Task to complete
Reproduce the data below exactly as written. Pictures do not belong in the copy.

Data shown
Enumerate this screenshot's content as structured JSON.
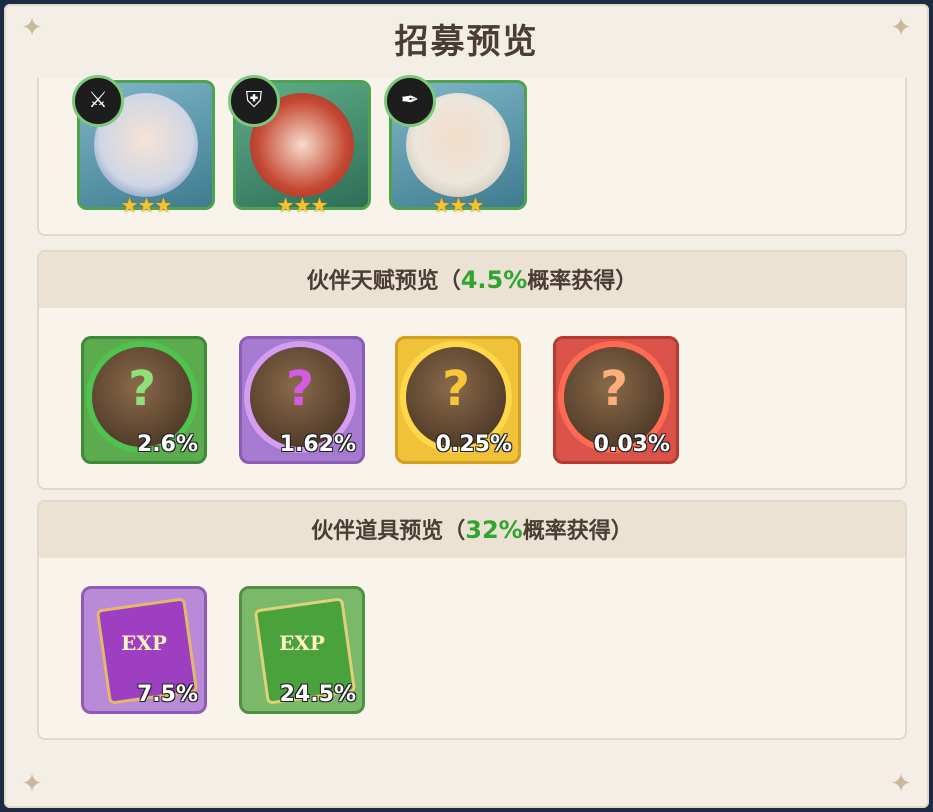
{
  "title": "招募预览",
  "heroes": [
    {
      "name": "hero-1",
      "icon": "sword-icon",
      "stars": "★★★",
      "glyph": "⚔"
    },
    {
      "name": "hero-2",
      "icon": "shield-icon",
      "stars": "★★★",
      "glyph": "⛨"
    },
    {
      "name": "hero-3",
      "icon": "feather-icon",
      "stars": "★★★",
      "glyph": "✒"
    }
  ],
  "talent": {
    "label_prefix": "伙伴天赋预览（",
    "pct": "4.5%",
    "label_suffix": "概率获得）",
    "q_mark": "?",
    "cards": [
      {
        "rate": "2.6%",
        "color": "#5cab4e"
      },
      {
        "rate": "1.62%",
        "color": "#a57ad0"
      },
      {
        "rate": "0.25%",
        "color": "#f0c23a"
      },
      {
        "rate": "0.03%",
        "color": "#d9534a"
      }
    ]
  },
  "items": {
    "label_prefix": "伙伴道具预览（",
    "pct": "32%",
    "label_suffix": "概率获得）",
    "books": [
      {
        "label": "EXP",
        "rate": "7.5%",
        "color": "#9e62c8"
      },
      {
        "label": "EXP",
        "rate": "24.5%",
        "color": "#5da84a"
      }
    ]
  }
}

Completed exercise
Enumerate this screenshot's content as structured JSON.
{
  "title": "招募预览",
  "heroes": [
    {
      "name": "hero-1",
      "icon": "sword-icon",
      "stars": "★★★",
      "glyph": "⚔"
    },
    {
      "name": "hero-2",
      "icon": "shield-icon",
      "stars": "★★★",
      "glyph": "⛨"
    },
    {
      "name": "hero-3",
      "icon": "feather-icon",
      "stars": "★★★",
      "glyph": "✒"
    }
  ],
  "talent": {
    "label_prefix": "伙伴天赋预览（",
    "pct": "4.5%",
    "label_suffix": "概率获得）",
    "q_mark": "?",
    "cards": [
      {
        "rate": "2.6%",
        "color": "#5cab4e"
      },
      {
        "rate": "1.62%",
        "color": "#a57ad0"
      },
      {
        "rate": "0.25%",
        "color": "#f0c23a"
      },
      {
        "rate": "0.03%",
        "color": "#d9534a"
      }
    ]
  },
  "items": {
    "label_prefix": "伙伴道具预览（",
    "pct": "32%",
    "label_suffix": "概率获得）",
    "books": [
      {
        "label": "EXP",
        "rate": "7.5%",
        "color": "#9e62c8"
      },
      {
        "label": "EXP",
        "rate": "24.5%",
        "color": "#5da84a"
      }
    ]
  }
}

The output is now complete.